American Technical Training Fund – this new $200 million fund would support up to 100 innovative training programs at community colleges and other institutions designed to help low-wage workers gain the skills necessary for advancement in middle-skill occupations and industries. Building on lessons learned through the Trade Adjustment Assistance Community College and Career Training (TAACCCT) grants, the proposed fund would support the implementation and expansion of programs that have strong employer partnerships, are structured to accommodate part-time work, and provide work-based learning and accelerated training opportunities. The initiative would be funded through the career and technical education (CTE) Innovation Fund, under the Carl D. Perkins Act.
Support for Existing Programs
Career and Technical Education – the administration requests $1.3 billion for CTE state grants, an increase of $200 million over FY 2015, which the administration would use to finance the new American Technical Training Fund. The budget also proposes reauthorizing the Carl D. Perkins Act and reiterates and expands upon the blueprint for reform released by the Department of Education in 2012.
Adult Education State Grants – the budget proposes $569 million for adult basic and literacy education state grants, consistent with FY 2015 funding levels. The budget also requests a $6 million increase to adult education national leadership activities to support WIOA implementation and help states meet the WIOA requirement to align content standards with Title I of the Elementary and Secondary Education Act, and provide technical assistance to states in the collection of new data elements, integrating data systems, and meeting new reporting requirements.

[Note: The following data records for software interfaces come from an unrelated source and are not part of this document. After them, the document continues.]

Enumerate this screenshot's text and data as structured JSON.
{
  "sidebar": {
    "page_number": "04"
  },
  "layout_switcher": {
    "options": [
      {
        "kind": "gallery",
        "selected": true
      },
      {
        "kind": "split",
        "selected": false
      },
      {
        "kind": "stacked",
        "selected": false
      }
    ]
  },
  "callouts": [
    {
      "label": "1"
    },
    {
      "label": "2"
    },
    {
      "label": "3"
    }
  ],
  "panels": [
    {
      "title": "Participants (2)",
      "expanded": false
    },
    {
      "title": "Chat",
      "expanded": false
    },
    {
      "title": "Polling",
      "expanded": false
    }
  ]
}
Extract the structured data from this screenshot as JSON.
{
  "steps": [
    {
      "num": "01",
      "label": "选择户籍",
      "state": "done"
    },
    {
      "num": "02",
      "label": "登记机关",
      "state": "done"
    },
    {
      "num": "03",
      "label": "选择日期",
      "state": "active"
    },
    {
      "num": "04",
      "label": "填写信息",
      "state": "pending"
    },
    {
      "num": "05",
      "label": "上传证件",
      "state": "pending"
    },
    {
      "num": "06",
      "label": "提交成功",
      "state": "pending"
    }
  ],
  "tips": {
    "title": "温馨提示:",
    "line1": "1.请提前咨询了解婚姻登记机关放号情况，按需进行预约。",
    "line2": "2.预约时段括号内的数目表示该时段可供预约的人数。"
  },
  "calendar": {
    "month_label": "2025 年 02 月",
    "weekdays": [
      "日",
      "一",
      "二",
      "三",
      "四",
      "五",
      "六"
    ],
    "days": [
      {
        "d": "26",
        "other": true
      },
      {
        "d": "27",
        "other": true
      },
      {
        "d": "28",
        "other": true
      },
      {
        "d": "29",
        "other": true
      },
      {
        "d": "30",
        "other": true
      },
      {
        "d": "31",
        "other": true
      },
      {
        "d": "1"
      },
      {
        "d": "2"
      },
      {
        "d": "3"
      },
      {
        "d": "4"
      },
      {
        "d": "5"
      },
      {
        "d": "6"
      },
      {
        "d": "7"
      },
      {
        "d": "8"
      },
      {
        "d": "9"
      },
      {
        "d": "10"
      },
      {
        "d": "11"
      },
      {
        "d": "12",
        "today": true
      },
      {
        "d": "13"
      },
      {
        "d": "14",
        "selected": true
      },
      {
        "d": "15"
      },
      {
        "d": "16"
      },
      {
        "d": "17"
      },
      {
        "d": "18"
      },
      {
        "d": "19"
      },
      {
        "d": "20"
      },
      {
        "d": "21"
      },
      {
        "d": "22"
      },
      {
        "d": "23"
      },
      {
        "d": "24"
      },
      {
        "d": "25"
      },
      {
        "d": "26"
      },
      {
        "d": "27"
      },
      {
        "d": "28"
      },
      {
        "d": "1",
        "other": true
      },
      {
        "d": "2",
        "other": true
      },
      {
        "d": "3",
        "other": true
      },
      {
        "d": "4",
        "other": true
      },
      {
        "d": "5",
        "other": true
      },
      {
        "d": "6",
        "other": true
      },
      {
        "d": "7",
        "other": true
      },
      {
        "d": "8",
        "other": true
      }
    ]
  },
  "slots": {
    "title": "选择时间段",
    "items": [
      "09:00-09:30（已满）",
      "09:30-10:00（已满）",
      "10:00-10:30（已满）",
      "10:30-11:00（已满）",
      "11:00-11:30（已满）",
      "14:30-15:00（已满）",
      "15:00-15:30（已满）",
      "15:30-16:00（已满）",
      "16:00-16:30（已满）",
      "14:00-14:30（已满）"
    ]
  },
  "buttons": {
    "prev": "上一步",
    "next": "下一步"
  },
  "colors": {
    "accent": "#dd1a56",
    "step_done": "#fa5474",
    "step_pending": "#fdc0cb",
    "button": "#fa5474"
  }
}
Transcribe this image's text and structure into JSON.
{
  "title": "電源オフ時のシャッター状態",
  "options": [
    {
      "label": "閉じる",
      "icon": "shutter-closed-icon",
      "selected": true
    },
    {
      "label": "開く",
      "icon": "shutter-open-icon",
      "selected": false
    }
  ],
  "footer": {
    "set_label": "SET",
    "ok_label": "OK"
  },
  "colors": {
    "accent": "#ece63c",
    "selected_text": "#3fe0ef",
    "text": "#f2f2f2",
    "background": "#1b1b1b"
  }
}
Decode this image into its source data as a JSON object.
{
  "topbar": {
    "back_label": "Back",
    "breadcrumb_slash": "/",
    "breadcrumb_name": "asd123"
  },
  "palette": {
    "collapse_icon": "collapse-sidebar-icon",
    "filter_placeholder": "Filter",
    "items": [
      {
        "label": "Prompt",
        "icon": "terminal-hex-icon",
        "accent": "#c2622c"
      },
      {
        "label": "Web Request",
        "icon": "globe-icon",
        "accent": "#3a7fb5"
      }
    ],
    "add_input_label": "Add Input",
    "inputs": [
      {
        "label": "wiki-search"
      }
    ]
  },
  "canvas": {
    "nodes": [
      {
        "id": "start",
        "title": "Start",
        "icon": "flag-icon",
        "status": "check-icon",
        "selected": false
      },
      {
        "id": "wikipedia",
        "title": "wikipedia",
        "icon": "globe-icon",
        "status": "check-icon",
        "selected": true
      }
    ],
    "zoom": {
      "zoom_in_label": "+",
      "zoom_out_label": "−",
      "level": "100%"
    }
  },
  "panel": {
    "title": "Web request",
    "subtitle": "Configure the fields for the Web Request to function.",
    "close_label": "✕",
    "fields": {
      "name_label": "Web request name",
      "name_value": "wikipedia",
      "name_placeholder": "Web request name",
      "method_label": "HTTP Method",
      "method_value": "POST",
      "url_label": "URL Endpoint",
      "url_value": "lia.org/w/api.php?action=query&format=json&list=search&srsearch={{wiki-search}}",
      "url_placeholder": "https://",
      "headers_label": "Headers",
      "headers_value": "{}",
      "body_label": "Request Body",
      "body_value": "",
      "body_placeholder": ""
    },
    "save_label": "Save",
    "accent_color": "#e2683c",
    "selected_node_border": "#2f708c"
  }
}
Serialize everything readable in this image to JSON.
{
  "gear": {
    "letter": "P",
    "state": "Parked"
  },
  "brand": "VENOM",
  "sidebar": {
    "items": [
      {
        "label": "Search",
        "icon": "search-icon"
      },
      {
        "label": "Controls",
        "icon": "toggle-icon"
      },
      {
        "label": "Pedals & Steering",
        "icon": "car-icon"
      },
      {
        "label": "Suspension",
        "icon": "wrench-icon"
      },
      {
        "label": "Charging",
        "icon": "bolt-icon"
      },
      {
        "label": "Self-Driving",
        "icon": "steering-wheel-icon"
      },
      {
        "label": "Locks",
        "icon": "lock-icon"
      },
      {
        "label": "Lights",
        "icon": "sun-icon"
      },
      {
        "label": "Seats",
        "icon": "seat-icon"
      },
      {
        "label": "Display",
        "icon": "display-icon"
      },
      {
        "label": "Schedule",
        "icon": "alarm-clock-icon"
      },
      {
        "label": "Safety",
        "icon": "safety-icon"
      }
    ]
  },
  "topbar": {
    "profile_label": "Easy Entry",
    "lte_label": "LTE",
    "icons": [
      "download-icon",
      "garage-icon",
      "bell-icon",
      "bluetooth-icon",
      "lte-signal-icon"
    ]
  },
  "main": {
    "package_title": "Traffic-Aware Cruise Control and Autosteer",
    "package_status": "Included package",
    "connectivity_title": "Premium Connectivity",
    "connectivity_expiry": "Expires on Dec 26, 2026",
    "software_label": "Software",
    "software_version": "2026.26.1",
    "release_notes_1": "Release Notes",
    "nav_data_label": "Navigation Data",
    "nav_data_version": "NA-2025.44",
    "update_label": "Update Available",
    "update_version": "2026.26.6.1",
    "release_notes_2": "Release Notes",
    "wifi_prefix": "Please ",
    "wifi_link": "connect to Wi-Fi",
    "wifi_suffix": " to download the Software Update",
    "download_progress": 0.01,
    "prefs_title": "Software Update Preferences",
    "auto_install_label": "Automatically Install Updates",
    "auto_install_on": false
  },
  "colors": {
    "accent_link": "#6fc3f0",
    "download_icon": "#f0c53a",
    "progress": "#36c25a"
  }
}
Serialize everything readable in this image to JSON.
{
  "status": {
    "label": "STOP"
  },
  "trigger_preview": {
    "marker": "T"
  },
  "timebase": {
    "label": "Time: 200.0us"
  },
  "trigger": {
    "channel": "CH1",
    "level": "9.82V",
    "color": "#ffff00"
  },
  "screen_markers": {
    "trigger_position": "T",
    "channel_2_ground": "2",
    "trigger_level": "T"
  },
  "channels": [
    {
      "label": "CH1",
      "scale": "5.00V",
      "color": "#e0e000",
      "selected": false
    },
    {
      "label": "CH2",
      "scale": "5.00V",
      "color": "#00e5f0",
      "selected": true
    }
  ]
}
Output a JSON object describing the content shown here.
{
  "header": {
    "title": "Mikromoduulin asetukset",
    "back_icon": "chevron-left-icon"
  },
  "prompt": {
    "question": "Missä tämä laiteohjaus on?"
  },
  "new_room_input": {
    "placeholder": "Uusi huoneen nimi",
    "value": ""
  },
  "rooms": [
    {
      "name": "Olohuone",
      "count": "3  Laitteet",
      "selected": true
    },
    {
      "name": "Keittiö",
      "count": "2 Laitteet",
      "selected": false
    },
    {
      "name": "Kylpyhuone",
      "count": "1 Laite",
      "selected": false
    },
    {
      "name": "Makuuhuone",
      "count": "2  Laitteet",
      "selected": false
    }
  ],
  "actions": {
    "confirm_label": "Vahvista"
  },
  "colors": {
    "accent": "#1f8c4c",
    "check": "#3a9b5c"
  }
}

Pell Grants – the administration requests $22.5 billion for federal Pell grants, consistent with FY 2015 discretionary funding levels. The program will also be supported by $6.46 billion in mandatory funding in FY 2016. The total maximum award for the 2015-2016 academic year will be $5,775.